This list should stop somewhere…but it feels like a good thing that it could go on and on! Happy reading.
(For more recommendations, to ask questions, or to request books and other materials over the phone, please contact your branch, the Reader’s Advisory Desk at the Main Library at 871-1700 ext. 705, or the Reference Desk at the Main Library at 871-1700 ext. 725).
Portland poet Megan Grumbling at the Port City Poems reading.
Last Tuesday, October 7, a group of local poets drew a crowd of 91 to the Rines Auditorium. Anita Clearfield, Wil Gibson, Megan Grumbling, Claire Hersom, Annaliese Jakimides, Michele Leavitt, John McVeigh, Edward J. Rielly, Betsy Sholl, David Stankiewicz, Sally Woolf-Wade, and Anna Bat-Chai Wrobel read from their poetry. They were introduced by Marcia F. Brown, Portland Poet Laureate and editor of the anthology Port City Poems. It was an evening full of thoughtfulness and humor, celebrating Portland but also touching on other themes.
For those of you who couldn’t be there, I took notes.
Ed Rielly read his poem, “The Sea Dogs Come Out of the Corn.” The poet muses at a baseball game. “ ‘Is this heaven?’ I ask my wife, joking…‘No, it’s Portland, Maine.’ ” One of Wil Gibson’s poems was written as a love letter to Portland. “I miss your freckles,” Wil Gibson read aloud (addressing spurned Illinois, a former home) “but Portland, she is different. She is the most amazing, attentive lover…I have the scratches on my back to prove it.”
Sally Woolf-Wade read poetry on island life.
Other images of Portland rose, as sweetly and sharply, out of the readings. Megan Grumbling’s poem, “Landing,” evoked the golden light caught in the curved windows of a staircase at the Portland Museum of Art, a place to return to in deep winter.
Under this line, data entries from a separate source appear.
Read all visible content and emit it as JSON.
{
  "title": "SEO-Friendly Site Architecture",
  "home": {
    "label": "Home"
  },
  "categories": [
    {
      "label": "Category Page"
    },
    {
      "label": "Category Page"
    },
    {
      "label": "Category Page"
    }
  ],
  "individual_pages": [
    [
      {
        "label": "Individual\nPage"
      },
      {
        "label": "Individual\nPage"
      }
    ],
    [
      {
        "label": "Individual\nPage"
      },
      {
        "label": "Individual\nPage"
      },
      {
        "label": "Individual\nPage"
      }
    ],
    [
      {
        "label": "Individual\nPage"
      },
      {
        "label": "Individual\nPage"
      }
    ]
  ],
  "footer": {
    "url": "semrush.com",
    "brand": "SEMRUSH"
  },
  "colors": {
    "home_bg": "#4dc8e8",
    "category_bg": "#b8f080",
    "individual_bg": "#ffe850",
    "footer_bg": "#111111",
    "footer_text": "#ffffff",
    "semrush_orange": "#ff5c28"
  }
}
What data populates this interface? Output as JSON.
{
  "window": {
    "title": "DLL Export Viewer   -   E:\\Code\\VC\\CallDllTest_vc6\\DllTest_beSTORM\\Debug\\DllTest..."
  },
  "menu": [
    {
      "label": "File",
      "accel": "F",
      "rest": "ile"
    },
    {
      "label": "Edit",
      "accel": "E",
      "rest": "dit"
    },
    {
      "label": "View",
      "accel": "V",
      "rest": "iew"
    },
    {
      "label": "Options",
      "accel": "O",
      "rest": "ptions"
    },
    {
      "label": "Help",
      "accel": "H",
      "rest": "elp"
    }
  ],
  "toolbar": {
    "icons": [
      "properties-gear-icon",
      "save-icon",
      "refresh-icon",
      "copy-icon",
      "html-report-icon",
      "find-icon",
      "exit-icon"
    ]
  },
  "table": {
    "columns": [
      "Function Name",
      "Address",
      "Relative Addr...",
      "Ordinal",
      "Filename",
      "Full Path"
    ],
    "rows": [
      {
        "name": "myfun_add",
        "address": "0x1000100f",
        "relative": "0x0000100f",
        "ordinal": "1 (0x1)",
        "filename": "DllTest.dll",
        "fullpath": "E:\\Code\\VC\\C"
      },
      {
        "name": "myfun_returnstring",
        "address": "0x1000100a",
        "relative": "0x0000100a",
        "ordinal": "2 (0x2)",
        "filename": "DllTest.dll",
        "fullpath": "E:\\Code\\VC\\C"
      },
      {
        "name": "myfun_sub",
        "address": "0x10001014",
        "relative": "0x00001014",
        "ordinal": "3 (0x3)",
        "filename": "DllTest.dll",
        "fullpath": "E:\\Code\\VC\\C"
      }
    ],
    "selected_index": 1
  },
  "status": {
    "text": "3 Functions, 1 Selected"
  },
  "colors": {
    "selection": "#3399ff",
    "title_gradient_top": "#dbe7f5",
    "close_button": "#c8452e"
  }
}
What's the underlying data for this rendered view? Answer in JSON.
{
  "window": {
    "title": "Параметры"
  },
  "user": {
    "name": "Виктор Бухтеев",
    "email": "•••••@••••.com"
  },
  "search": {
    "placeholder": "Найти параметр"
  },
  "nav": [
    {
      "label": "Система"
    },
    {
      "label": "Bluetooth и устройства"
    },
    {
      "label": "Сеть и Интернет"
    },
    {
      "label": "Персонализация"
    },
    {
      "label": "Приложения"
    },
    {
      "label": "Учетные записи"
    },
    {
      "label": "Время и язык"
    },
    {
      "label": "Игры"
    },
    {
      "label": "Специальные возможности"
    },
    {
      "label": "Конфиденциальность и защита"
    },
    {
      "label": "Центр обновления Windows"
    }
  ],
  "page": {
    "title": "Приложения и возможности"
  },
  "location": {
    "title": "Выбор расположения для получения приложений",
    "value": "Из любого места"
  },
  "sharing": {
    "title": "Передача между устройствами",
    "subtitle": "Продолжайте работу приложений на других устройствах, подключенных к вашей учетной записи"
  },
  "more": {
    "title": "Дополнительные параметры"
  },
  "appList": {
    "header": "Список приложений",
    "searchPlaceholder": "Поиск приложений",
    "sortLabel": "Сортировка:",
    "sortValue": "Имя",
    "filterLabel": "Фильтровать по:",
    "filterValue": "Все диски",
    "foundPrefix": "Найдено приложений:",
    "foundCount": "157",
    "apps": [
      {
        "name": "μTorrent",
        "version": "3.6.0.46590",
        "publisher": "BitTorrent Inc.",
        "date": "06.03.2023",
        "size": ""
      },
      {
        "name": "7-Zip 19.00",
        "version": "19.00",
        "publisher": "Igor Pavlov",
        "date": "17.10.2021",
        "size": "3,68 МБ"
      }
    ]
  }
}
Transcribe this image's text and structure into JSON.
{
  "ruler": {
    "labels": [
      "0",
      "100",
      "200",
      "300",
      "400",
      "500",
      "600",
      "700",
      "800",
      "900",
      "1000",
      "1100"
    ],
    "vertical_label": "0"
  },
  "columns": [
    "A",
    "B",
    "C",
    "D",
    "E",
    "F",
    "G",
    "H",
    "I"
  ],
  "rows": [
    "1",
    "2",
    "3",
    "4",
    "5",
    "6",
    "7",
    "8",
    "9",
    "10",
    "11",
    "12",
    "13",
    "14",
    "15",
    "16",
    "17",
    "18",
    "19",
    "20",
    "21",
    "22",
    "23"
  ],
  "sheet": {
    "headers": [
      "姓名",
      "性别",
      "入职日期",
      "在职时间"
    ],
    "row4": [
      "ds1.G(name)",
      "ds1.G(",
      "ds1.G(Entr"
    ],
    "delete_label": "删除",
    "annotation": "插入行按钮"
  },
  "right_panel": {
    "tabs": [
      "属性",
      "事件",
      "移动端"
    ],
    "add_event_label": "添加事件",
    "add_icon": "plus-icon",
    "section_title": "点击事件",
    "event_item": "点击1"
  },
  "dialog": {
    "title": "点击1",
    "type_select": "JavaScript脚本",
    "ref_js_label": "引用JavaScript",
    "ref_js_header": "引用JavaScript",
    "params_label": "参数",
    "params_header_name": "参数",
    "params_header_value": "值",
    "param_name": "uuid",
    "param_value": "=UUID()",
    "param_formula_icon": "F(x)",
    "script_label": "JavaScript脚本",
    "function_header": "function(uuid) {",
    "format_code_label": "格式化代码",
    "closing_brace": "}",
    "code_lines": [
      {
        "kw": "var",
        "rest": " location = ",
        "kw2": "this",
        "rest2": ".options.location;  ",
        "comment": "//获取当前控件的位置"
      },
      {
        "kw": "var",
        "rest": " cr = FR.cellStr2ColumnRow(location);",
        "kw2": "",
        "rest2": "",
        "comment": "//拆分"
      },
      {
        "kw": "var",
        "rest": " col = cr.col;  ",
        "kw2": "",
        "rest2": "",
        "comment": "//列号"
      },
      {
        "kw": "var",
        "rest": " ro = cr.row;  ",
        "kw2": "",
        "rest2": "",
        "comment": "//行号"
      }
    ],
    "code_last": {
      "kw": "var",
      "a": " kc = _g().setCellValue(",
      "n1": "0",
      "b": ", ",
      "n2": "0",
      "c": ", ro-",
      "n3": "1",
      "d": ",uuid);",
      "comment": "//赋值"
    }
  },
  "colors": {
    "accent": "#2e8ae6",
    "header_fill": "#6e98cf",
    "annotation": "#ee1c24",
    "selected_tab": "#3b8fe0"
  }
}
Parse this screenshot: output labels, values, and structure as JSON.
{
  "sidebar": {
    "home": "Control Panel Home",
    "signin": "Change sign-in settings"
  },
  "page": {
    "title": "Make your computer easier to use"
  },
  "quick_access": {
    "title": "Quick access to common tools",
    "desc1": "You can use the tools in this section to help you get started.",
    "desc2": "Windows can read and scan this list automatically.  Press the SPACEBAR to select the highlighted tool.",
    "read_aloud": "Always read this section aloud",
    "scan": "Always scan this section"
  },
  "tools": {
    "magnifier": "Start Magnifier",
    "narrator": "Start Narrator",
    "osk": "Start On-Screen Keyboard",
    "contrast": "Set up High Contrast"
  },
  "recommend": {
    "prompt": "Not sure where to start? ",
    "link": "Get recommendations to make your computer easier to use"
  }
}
One of Claire Hersom’s poems spoke to a favorite wharf-haunt: J’s Oyster Bar. John McVeigh paid homage to the horses that pulled the old engines (“The spokes of the wheel are a blur”) of the Portland Fire Department in 1912. Later, David Stankiewicz’s Saint Augustine-inspired poetry moved the audience from Bailey Island’s Cribstone Bridge to travels on the Downeaster: “If I sit very still, might the conductor overlook my transgression?”
Annaliese Jakimides before the crowd.
The poetry that resonated could be both beautiful and stark, as in Michele Leavitt’s excerpt from a cycle of poems on Hepatitis C. Or the poems imparted unapologetic knowledge: what comes to us may come as a surprise. “Because,” Anita Clearfield noted, “what happiness have we ever had that we asked for?”
And there was laughter, as the poets touched on religion, on menopause imagined or real, on the Old Port…“At last I’m old and wrinkled, celibate and wise,” read Michele Leavitt, tongue-in-cheekily. “I keep trying to write these spiritual poems that won’t be obnoxious,” quipped Betsy Sholl. The evening ended more seriously, with Anna Bat-Chai Wrobel’s poem on Alexander Hamilton. “I am afraid to do as Alexander Hamilton did: predict the future.” Nonetheless, Wrobel noted: “I think I know which duel to fight.”
I walked home that night through the city, thinking of Wil Gibson’s words: “Portland: she is the family I always wanted.”